§ Exercise requirements
From the entries below, copy each line in which the word "Ctrl" occurs.

········

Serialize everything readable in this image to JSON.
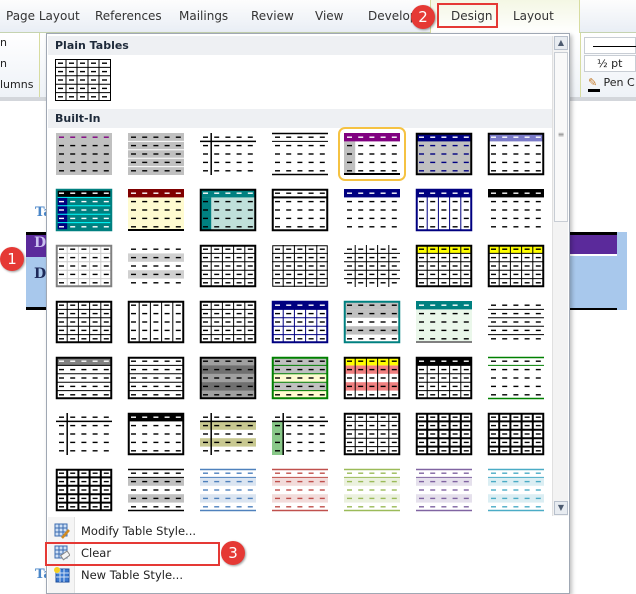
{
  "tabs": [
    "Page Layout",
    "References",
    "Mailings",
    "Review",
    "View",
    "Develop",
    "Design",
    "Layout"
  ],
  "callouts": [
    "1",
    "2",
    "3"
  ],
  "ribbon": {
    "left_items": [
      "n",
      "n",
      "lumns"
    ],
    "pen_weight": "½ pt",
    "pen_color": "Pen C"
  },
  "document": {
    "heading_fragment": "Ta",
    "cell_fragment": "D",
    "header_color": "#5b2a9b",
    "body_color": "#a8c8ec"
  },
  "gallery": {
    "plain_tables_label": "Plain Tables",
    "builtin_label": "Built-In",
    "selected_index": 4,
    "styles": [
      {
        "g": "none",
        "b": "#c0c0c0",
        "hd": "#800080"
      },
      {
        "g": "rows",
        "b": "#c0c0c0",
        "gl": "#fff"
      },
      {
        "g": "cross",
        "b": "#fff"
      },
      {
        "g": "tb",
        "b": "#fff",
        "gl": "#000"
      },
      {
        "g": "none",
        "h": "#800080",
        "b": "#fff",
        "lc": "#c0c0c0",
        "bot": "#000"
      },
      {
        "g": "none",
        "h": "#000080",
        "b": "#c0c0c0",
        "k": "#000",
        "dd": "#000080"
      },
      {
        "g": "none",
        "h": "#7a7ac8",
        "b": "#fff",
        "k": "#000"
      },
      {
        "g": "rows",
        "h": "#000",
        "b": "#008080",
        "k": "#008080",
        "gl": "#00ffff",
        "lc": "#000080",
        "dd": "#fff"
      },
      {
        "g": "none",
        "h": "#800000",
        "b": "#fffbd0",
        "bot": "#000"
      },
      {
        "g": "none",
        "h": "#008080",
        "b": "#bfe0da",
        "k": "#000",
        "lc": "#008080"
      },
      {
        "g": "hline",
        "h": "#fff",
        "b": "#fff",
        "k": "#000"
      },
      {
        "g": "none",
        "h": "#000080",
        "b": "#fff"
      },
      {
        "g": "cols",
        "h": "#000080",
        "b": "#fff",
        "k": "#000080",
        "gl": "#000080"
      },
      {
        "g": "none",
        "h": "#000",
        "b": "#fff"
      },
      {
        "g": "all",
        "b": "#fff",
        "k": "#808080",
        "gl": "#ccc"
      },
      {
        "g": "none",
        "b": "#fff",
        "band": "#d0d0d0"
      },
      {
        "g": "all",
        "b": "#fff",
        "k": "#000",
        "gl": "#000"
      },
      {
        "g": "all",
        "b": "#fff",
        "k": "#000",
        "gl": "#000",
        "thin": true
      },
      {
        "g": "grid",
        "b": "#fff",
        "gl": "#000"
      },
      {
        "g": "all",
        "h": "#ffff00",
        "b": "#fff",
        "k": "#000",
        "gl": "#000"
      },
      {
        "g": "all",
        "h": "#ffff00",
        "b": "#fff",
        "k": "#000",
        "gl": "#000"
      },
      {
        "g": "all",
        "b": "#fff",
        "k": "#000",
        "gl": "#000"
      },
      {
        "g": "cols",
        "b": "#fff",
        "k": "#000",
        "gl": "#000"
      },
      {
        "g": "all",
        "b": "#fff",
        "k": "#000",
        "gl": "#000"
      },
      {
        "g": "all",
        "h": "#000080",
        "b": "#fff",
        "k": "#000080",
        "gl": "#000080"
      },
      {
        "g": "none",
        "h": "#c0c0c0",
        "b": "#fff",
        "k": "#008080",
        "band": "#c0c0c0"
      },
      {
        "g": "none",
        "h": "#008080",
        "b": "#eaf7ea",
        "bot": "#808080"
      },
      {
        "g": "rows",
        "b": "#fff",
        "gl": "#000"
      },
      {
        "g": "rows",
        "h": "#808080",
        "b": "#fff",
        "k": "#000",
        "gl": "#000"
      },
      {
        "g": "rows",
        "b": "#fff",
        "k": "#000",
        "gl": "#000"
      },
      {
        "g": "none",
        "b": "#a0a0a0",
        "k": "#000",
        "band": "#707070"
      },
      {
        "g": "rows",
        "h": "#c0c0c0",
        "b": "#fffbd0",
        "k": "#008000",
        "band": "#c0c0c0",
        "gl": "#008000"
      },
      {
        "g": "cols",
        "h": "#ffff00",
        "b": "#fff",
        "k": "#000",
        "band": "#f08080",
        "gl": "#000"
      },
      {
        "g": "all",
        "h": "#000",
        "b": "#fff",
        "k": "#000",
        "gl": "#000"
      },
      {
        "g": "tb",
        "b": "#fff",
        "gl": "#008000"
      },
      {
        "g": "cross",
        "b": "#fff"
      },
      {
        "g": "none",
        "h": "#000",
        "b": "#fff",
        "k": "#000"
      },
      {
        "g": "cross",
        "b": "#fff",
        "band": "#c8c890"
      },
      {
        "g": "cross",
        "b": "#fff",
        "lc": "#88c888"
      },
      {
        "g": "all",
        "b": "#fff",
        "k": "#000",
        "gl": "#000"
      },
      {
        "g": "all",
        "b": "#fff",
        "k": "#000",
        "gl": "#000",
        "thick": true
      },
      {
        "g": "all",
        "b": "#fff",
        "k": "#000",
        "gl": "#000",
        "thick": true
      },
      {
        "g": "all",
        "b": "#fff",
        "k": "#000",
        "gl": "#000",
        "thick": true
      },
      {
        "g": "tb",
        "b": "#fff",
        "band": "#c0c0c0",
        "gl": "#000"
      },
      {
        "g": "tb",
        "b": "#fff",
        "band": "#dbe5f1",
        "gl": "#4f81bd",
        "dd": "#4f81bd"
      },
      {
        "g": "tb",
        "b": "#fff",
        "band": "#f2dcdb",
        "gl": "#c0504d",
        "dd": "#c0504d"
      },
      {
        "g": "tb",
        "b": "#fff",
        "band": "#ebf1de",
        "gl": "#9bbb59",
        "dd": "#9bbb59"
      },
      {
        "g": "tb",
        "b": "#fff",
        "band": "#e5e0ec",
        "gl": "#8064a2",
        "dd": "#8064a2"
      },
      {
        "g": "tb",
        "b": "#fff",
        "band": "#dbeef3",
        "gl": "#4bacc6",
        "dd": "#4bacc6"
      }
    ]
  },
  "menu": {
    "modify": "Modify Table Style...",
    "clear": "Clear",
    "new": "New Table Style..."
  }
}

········

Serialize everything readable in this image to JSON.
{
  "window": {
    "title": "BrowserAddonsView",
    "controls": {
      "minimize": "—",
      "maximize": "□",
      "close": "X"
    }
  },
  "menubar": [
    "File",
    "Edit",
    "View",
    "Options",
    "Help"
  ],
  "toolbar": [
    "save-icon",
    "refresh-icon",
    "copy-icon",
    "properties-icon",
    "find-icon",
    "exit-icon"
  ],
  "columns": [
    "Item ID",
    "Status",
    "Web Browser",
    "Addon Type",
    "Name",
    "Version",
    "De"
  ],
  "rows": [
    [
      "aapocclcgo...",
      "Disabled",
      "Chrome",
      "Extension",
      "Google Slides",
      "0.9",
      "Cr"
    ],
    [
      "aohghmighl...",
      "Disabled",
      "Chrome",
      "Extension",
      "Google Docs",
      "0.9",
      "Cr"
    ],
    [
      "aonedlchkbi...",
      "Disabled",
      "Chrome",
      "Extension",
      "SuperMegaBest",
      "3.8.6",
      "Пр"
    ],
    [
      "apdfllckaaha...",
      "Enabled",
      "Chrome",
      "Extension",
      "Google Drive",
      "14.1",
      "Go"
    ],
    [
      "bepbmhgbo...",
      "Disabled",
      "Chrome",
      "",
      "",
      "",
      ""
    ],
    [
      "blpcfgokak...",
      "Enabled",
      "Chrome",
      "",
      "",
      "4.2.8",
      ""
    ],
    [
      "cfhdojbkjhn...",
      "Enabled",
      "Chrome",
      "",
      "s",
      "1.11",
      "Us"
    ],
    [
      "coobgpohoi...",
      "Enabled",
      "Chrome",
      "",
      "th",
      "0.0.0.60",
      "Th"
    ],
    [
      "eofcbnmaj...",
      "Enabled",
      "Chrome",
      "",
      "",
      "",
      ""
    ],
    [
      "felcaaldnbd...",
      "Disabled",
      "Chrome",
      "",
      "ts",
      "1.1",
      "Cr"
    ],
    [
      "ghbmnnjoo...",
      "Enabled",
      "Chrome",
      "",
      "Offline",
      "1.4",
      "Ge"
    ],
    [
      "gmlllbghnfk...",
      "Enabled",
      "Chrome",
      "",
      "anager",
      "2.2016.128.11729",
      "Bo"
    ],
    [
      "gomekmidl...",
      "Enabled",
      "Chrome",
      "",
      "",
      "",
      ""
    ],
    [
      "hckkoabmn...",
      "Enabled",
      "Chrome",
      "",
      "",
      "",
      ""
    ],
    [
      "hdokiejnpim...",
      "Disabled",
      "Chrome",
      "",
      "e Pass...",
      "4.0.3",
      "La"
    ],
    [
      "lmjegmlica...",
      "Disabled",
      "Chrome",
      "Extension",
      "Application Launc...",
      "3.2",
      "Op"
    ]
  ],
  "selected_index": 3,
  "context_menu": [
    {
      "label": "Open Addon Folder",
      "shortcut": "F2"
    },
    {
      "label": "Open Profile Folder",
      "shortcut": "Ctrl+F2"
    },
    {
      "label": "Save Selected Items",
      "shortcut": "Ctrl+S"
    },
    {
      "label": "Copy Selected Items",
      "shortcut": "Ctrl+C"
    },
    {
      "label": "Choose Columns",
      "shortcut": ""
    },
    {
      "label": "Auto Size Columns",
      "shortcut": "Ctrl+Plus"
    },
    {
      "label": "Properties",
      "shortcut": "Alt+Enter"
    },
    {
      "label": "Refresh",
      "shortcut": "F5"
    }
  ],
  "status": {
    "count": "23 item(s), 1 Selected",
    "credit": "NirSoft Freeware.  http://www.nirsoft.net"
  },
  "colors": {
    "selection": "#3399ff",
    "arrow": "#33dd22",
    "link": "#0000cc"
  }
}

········

§ Response box
      "shortcut": "Ctrl+F2"
      "shortcut": "Ctrl+S"
      "shortcut": "Ctrl+C"
      "shortcut": "Ctrl+Plus"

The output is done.